I really enjoyed this article from Layered Thoughts: “Growth Hacking is BS. It’s All Just Marketing.” But, it did make me reflect on my adoption of other terminology over the years.
In the early 2000s, I liked the term “Search Engine Optimization” (SEO) over “Search Engine Placement” (which some people still use) or “Search Engine Marketing” (which now means SEO+PPC or sometimes just PPC) or “Search Ranking Optimization” (which never took off). On the various blogs and forums of the early web marketing community, vicious fights broke out over who coined it, whether they had an agenda, and whether anyone should support it. Thankfully, it grew legs and is now an industry standard.
In the mid 2000s, another term “Social Media Marketing” (SMM) started taking off. I remember writing about it just after the first time I heard the term (which turned out to be a smart move as an SEOmoz blog post ranked on page one for several years thanks to that).
There was “linkbait,” and “linkerati,” and “inbound marketing” and plenty of others. New terminology is to be expected in a fast moving industry. Some of it sticks and some doesn’t. What I’m finding is that I tend to like vocabulary that makes something that was previously hard to explain easy. And I don’t like jargon that merely obfuscates something obvious or already established. Changing “SEO” to something else in 2002/3 was a bad idea. I’m glad it didn’t happen. Linkbait was never a great one – we probably should have just stuck with the more obvious and established “viral content.” The “linkerati” is a useful term, but the branding isn’t great, and nowadays “influencer” is nearly as effective, if not quite as detailed.
The phrase “inbound marketing” is interesting because just like the old SEO terminology debates of the early 2000s, it’s aroused a lot of ire. And I feel that same ire when I hear “growth hacker” or “growth hacking.” I’ve been trying to sort out whether I’m just an asshole hypocrite or if there’s really a meaningful difference, and I think in this case, there is.
Inbound marketing is just another way of saying “all the unpaid web marketing channels.” It encompasses organic search, unpaid social media marketing, content marketing, most email marketing, online PR (which is beginning to be called “influencer marketing” or simply “outreach”), etc.
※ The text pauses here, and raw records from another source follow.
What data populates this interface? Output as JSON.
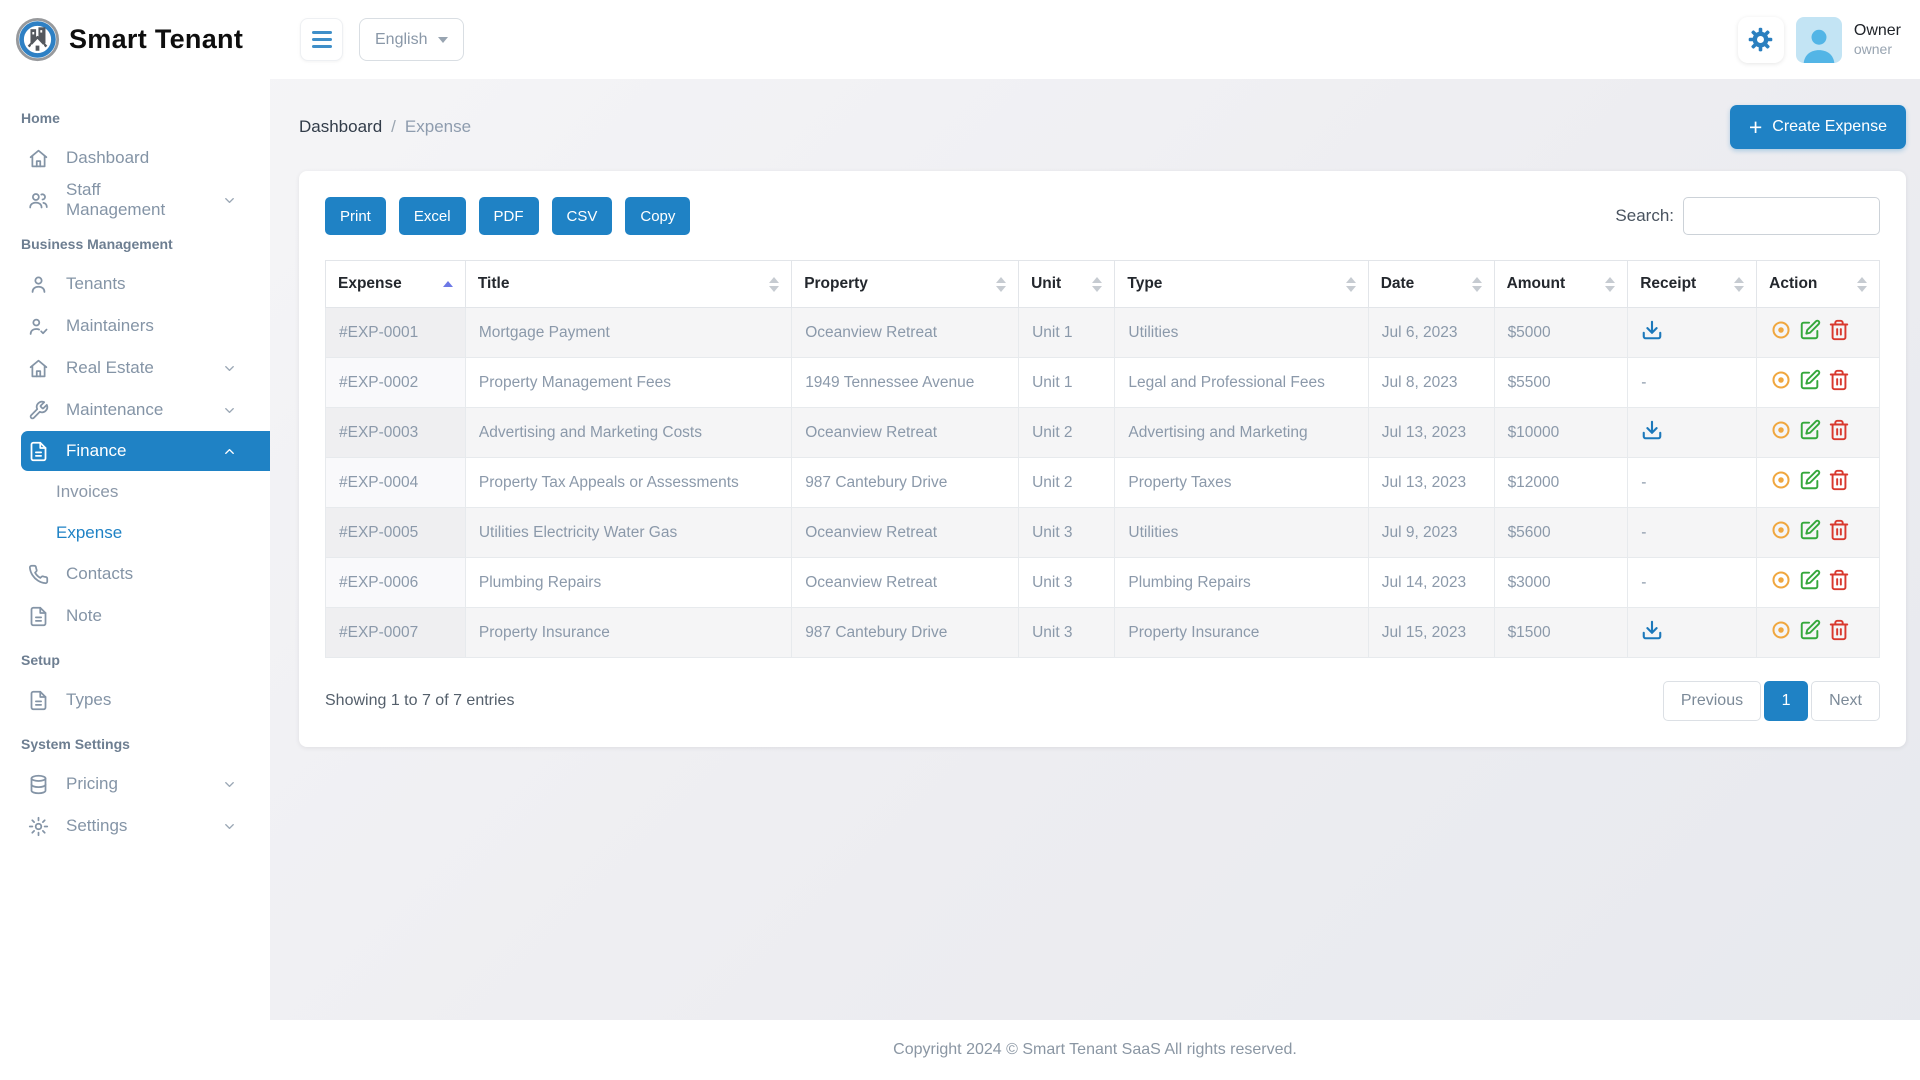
{
  "app": {
    "name": "Smart Tenant"
  },
  "topbar": {
    "language": "English",
    "user": {
      "name": "Owner",
      "role": "owner"
    }
  },
  "sidebar": {
    "items": [
      {
        "type": "section",
        "label": "Home"
      },
      {
        "type": "link",
        "icon": "home-icon",
        "label": "Dashboard"
      },
      {
        "type": "link",
        "icon": "users-icon",
        "label": "Staff Management",
        "chevron": "down"
      },
      {
        "type": "section",
        "label": "Business Management"
      },
      {
        "type": "link",
        "icon": "person-icon",
        "label": "Tenants"
      },
      {
        "type": "link",
        "icon": "person-check-icon",
        "label": "Maintainers"
      },
      {
        "type": "link",
        "icon": "home-icon",
        "label": "Real Estate",
        "chevron": "down"
      },
      {
        "type": "link",
        "icon": "wrench-icon",
        "label": "Maintenance",
        "chevron": "down"
      },
      {
        "type": "link",
        "icon": "document-icon",
        "label": "Finance",
        "chevron": "up",
        "active": true
      },
      {
        "type": "sublink",
        "label": "Invoices"
      },
      {
        "type": "sublink",
        "label": "Expense",
        "active": true
      },
      {
        "type": "link",
        "icon": "phone-icon",
        "label": "Contacts"
      },
      {
        "type": "link",
        "icon": "document-icon",
        "label": "Note"
      },
      {
        "type": "section",
        "label": "Setup"
      },
      {
        "type": "link",
        "icon": "document-icon",
        "label": "Types"
      },
      {
        "type": "section",
        "label": "System Settings"
      },
      {
        "type": "link",
        "icon": "database-icon",
        "label": "Pricing",
        "chevron": "down"
      },
      {
        "type": "link",
        "icon": "gear-icon",
        "label": "Settings",
        "chevron": "down"
      }
    ]
  },
  "breadcrumb": {
    "parent": "Dashboard",
    "separator": "/",
    "current": "Expense"
  },
  "actions": {
    "plus": "+",
    "create_expense": "Create Expense"
  },
  "toolbar": {
    "export_buttons": [
      "Print",
      "Excel",
      "PDF",
      "CSV",
      "Copy"
    ],
    "search_label": "Search:",
    "search_value": ""
  },
  "table": {
    "columns": [
      {
        "label": "Expense",
        "sort": "asc"
      },
      {
        "label": "Title"
      },
      {
        "label": "Property"
      },
      {
        "label": "Unit"
      },
      {
        "label": "Type"
      },
      {
        "label": "Date"
      },
      {
        "label": "Amount"
      },
      {
        "label": "Receipt"
      },
      {
        "label": "Action"
      }
    ],
    "rows": [
      {
        "expense": "#EXP-0001",
        "title": "Mortgage Payment",
        "property": "Oceanview Retreat",
        "unit": "Unit 1",
        "type": "Utilities",
        "date": "Jul 6, 2023",
        "amount": "$5000",
        "receipt": "download"
      },
      {
        "expense": "#EXP-0002",
        "title": "Property Management Fees",
        "property": "1949 Tennessee Avenue",
        "unit": "Unit 1",
        "type": "Legal and Professional Fees",
        "date": "Jul 8, 2023",
        "amount": "$5500",
        "receipt": "-"
      },
      {
        "expense": "#EXP-0003",
        "title": "Advertising and Marketing Costs",
        "property": "Oceanview Retreat",
        "unit": "Unit 2",
        "type": "Advertising and Marketing",
        "date": "Jul 13, 2023",
        "amount": "$10000",
        "receipt": "download"
      },
      {
        "expense": "#EXP-0004",
        "title": "Property Tax Appeals or Assessments",
        "property": "987 Cantebury Drive",
        "unit": "Unit 2",
        "type": "Property Taxes",
        "date": "Jul 13, 2023",
        "amount": "$12000",
        "receipt": "-"
      },
      {
        "expense": "#EXP-0005",
        "title": "Utilities Electricity Water Gas",
        "property": "Oceanview Retreat",
        "unit": "Unit 3",
        "type": "Utilities",
        "date": "Jul 9, 2023",
        "amount": "$5600",
        "receipt": "-"
      },
      {
        "expense": "#EXP-0006",
        "title": "Plumbing Repairs",
        "property": "Oceanview Retreat",
        "unit": "Unit 3",
        "type": "Plumbing Repairs",
        "date": "Jul 14, 2023",
        "amount": "$3000",
        "receipt": "-"
      },
      {
        "expense": "#EXP-0007",
        "title": "Property Insurance",
        "property": "987 Cantebury Drive",
        "unit": "Unit 3",
        "type": "Property Insurance",
        "date": "Jul 15, 2023",
        "amount": "$1500",
        "receipt": "download"
      }
    ]
  },
  "summary": {
    "showing": "Showing 1 to 7 of 7 entries"
  },
  "pagination": {
    "previous": "Previous",
    "current": "1",
    "next": "Next"
  },
  "footer": {
    "copyright": "Copyright 2024 © Smart Tenant SaaS All rights reserved."
  },
  "colors": {
    "primary": "#1f82c5",
    "view_icon": "#f0a73f",
    "edit_icon": "#35a83c",
    "delete_icon": "#d9382e",
    "download_icon": "#1d79bb",
    "sort_active": "#6c78e6"
  }
}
It’s a pain in the ass to say all those things together every time you want to talk about inbound channels, so inbound would seem to fit the criteria of usefulness. There’s no established phrase for this, so we need something. I’ve seen “earned marketing,” “organic marketing,” and “unpaid marketing” all used, but inbound had fewer weaknesses and more strengths (and adoption) so after fighting it for a couple years, I finally came around and embraced it (thanks largely to Dharmesh’s urging).
On the flip side, “growth hacker” and “growth hacking” seem extremely confusing, misleading, and repetitive, and they’re coined and primarily embraced by a culture that (historically at least) has specifically rejected what they mean – marketing.
Facebook, along with several other progressive startups, have a growth team and a marketing team. Growth works on improving the usage and engagement of specific products while marketing works on customer acquisition, funnel optimization, and retention. That split makes sense, but then I see job postings for growth hackers and blog posts about growth hacks that don’t follow these reasonably well-defined sections.
It would seem that “growth hacking” falls much more into the territory of pure Silicon Valley/startup ecosystem jargon. It’s used by the same folks who say they’re “killing it” and that they’ve “pivoted” and that they’ve “bootstrapped” despite having funding sources. Far more importantly, it’s used to refer to classic marketing tactics – leveraging consumer psychology to create more viral funnels,
I’ve seen the argument that growth hackers are those who have both marketing and development skills. But that strikes me as both naive and insulting. Millions of marketers have programming skills. Many of them have built features or even fully fledged software products. The ability to code does not separate a marketer from a “growth hacker,” anymore than the ability to give excellent presentations on stage makes one a “speak marketer” or artistic skills transform a marketer into a “design marketer.” Marketers who can program have existed for over a decade, and in many marketing roles, particularly in technically demanding fields like SEO, CRO, and CRM, they’ve been a common sight, not an exception.
All that said, growth hacking has helped to make the Silicon Valley mindset (regardless of geography) seemingly more receptive to marketing. Perhaps it’s nothing more than a clever branding ploy, designed by marketers to help those in the startup ecosystem take note of the value this knowledge and these tactics can bring. If so, bring on the jargon. A few years back, I recall software engineers and web developers calling themselves “rockstars,” and “ninjas,” and “pirates.” If us marketers need to adopt some silly new naming convention to fit in with the crowd, so be it. We’re probably not above a harmless naming convention change.
p.s. The term “growth hack” I think I have less of a problem with, as I’m challenged to find a suitable alternative in our existing terminology. As I understand it, a “growth hack” is a product feature or innovation that creates greater customer acquisition/usage/retention. Other than a “marketing project,” or a “marketing-focused feature,” I can’t think of great alternate phrasing that has common adoption.
UPDATE: I wasn’t happy with this post after noodling on it for a night and a morning, and wrote a little more about that here.